Discovering the Effects of Drought on Soil: An afternoon with the Vacation Garden School
The Vacation Garden School is a summer camp for elementary school students that promotes stewardship of the earth and its resources. It is based at the Church of the Good Shepherd in Watertown, MA. The campers have visited Mount Auburn each of the past four summers and enjoyed activities relating to our diverse plant collections. This year the campers learned about soil prior to visiting Mount Auburn. On July 26, 2016 I planned to continue on this track by conducting an experiment with the campers demonstrating the water holding capacity of different soils. However, as eastern Massachusetts fell from moderate to severe drought, our time together evolved into a discussion on the effect of drought conditions on soil and the plant life it supports.
Originally, I planned to have the campers dig holes in several locations at Mount Auburn, each with a different soil composition. The campers would then fill each hole with water and let the water drain out. Once the water was gone, the campers would refill the holes with water and then measure the depth of the water with a yardstick. We would wait 15 minutes and re-measure the depth of the water. Once this was completed, the campers would multiply the difference from the first and second measurements by four to extrapolate the drainage rate of the soil per hour. The purpose of this experiment was to show the campers how a difference in soil composition affects the ability to store water and by extension, affects what plant material would be successful in that soil. For instance, a sandy soil drains quickly and therefore more drought resistant plants, such as sedums, are apt to be successful (with proper light conditions considered as well). Soils with higher amounts of organic matter have better structure and better water holding capacity. Most summer annuals, vegetables, and perennials are more successful in these conditions. Soils with higher organic matter also have greater diversity in the soil biology, resulting in much more activity in the rhizosphere, or root zone of the plant material. This zone is where the symbiotic relationship between soil organisms and plants sustains life.
The severe drought that we are experiencing is exhibiting obvious impacts on the landscape. Turf is brown and dormant. Leaves are wilting, and in some cases dropping. Mount Auburn is drawing from an aquifer (water below ground) at a higher than usual rate to sustain new plantings and some mature plants as well. Water has been pumped into Auburn and Halcyon lakes to support the aquatic wildlife in their battle for oxygen with algae blooms. The moisture content of the soil is non-existent and unable to meet the demands of all the competing root systems of the plant collection. Diversity of the soil biology has been depleted. The soil lacks the ability to prevent runoff and store rainwater.
In lieu of conducting the experiment as planned, the campers dug only one hole. We observed the lean, depleted look and structure of the soil. We looked at the all the plant material around us, noting the wilt of leaves and the brown turf areas and discussed the impact of drought on soil and plants, and the connection between the two. We also talked about the impacts of drought on our food supply and on wildlife, as well as the effects of erosion by wind and rain on the struggling soil.

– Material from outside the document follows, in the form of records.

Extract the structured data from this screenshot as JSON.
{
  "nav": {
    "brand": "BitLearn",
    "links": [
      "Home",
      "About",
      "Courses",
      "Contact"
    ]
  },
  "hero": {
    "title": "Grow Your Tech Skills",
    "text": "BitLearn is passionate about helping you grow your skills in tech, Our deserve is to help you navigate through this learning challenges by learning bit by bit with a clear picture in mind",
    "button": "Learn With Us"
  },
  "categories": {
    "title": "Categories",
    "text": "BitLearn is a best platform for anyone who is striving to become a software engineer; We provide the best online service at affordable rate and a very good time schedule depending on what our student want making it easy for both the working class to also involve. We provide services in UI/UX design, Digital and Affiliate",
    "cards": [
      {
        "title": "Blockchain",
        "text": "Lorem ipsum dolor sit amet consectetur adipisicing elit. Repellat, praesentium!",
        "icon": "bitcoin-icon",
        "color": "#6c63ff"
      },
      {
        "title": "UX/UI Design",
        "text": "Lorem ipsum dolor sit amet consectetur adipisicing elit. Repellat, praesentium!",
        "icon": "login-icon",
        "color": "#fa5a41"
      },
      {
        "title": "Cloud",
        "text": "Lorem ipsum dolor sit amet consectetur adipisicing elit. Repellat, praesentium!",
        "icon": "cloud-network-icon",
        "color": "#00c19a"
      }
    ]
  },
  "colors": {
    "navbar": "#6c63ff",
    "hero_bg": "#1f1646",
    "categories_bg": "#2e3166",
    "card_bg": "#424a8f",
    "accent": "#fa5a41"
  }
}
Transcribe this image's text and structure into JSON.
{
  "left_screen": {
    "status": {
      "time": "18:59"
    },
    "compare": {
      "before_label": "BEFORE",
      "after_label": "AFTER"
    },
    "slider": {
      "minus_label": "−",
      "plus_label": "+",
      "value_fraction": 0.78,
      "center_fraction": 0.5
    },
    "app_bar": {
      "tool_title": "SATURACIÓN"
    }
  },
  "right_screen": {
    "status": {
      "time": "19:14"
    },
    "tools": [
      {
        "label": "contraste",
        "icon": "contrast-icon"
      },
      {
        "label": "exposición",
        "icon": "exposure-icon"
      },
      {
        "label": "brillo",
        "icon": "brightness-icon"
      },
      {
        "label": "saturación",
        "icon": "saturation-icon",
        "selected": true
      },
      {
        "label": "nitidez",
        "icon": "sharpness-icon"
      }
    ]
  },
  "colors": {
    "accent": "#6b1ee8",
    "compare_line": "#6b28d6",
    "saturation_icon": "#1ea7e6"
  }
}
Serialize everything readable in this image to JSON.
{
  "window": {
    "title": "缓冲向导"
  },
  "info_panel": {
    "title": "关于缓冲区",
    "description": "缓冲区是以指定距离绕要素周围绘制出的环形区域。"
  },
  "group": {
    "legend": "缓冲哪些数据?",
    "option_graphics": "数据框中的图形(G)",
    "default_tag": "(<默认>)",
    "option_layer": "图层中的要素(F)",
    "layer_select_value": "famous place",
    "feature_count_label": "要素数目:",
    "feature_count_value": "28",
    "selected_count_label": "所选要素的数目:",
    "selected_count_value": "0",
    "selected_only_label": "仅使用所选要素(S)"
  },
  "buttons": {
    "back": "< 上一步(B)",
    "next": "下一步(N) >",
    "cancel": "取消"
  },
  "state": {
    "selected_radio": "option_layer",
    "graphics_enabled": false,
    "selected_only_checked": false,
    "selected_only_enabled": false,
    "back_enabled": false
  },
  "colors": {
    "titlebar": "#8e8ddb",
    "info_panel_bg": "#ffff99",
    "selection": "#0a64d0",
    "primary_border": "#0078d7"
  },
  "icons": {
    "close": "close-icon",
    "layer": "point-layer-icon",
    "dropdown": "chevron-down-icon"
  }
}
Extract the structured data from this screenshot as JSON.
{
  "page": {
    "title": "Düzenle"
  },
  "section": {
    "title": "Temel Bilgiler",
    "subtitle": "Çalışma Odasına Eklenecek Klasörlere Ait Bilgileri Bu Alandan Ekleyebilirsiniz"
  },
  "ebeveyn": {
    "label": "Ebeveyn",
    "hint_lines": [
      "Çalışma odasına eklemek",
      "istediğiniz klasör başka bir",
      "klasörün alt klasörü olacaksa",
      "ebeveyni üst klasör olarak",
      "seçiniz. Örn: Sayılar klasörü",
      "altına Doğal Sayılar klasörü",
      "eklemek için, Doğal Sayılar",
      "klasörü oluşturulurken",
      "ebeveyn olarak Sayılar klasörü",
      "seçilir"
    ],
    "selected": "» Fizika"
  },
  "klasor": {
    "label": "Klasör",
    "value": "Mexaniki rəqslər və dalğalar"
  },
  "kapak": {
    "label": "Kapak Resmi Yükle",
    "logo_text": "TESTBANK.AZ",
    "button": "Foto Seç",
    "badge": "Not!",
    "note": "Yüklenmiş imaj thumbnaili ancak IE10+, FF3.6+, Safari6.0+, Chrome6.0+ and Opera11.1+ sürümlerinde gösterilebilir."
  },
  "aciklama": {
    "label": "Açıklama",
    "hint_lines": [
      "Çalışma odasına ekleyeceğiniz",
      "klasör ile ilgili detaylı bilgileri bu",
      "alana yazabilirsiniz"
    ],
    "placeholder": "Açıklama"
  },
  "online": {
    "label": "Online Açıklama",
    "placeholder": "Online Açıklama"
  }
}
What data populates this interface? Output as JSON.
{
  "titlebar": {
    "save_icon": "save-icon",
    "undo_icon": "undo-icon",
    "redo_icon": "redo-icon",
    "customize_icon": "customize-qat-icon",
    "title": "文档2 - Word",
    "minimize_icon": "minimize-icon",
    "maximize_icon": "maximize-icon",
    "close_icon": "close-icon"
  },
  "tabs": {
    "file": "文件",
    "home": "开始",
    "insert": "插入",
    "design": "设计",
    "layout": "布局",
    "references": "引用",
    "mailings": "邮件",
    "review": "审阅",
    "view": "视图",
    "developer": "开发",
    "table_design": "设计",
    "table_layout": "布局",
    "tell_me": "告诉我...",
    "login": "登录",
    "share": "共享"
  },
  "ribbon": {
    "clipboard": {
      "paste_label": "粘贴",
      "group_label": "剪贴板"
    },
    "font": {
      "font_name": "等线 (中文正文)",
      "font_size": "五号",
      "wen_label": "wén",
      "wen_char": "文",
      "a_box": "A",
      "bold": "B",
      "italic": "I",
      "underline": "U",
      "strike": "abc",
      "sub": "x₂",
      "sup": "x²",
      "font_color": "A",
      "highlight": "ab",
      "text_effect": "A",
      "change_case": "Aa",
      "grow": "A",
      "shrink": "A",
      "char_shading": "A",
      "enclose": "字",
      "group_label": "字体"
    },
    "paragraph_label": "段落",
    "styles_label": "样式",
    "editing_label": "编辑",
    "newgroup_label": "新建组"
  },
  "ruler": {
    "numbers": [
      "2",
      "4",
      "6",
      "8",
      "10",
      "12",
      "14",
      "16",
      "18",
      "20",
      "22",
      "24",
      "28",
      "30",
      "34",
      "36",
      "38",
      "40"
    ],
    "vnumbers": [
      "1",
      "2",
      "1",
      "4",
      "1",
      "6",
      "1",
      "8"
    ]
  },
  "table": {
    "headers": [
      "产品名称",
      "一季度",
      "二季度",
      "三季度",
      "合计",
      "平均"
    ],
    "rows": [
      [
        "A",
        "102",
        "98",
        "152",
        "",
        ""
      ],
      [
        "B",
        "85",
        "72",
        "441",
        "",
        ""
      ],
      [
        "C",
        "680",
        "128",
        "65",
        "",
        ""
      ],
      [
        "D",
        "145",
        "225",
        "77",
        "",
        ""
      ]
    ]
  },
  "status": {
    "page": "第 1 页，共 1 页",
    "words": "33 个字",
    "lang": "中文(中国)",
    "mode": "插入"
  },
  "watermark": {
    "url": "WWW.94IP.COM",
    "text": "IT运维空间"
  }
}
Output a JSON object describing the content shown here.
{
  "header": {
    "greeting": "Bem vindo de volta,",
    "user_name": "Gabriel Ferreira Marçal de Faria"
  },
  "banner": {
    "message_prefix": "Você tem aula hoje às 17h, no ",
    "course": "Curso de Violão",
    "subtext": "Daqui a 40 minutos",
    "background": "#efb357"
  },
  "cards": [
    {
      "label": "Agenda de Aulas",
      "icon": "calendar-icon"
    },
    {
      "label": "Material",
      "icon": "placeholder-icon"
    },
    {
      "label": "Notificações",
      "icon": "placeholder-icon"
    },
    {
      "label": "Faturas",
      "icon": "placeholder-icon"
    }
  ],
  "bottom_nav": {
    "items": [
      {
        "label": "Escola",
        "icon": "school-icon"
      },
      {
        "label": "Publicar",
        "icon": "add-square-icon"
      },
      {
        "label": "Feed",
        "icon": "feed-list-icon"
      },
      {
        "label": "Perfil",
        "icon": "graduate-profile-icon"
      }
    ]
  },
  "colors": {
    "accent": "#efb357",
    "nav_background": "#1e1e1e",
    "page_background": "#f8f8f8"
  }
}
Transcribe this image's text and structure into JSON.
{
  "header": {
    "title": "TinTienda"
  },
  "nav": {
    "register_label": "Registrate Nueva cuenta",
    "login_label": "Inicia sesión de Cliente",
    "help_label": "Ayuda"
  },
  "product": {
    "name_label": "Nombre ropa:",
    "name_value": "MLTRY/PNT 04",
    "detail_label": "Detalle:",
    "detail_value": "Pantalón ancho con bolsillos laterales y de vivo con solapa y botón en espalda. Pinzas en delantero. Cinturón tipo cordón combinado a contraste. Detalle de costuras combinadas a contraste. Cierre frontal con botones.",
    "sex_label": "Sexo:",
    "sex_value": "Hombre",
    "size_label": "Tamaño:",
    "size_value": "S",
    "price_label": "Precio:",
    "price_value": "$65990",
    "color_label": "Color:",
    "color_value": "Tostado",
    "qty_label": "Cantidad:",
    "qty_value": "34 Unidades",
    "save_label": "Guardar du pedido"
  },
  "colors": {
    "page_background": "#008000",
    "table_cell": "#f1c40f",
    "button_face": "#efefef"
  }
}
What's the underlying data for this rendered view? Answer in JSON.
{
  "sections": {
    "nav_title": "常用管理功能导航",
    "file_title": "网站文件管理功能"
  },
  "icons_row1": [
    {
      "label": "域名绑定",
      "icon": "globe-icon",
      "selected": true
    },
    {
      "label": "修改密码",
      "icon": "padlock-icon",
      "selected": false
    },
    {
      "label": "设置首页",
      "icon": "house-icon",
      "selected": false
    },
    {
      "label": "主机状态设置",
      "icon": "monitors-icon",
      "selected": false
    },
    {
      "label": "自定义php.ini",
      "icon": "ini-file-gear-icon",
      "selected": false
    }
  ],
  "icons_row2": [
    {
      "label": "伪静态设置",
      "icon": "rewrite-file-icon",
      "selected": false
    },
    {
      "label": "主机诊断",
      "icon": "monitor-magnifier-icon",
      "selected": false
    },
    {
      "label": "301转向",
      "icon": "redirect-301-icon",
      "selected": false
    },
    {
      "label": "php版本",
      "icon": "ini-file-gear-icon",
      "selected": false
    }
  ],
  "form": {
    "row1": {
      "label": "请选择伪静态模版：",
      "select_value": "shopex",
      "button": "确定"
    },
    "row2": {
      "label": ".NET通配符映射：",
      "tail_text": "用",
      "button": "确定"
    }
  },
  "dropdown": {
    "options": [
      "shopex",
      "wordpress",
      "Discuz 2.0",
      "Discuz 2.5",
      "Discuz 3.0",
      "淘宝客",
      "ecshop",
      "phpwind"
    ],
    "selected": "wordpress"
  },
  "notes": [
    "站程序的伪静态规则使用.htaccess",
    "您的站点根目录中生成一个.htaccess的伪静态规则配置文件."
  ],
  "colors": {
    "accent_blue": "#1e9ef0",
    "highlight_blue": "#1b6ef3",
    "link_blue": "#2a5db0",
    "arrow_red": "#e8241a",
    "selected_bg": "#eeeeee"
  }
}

In the end, we had a fine afternoon. The campers are concerned for the earth, and enthusiastic about science and experimentation. I hope that they will carry this curiosity with them throughout their lives.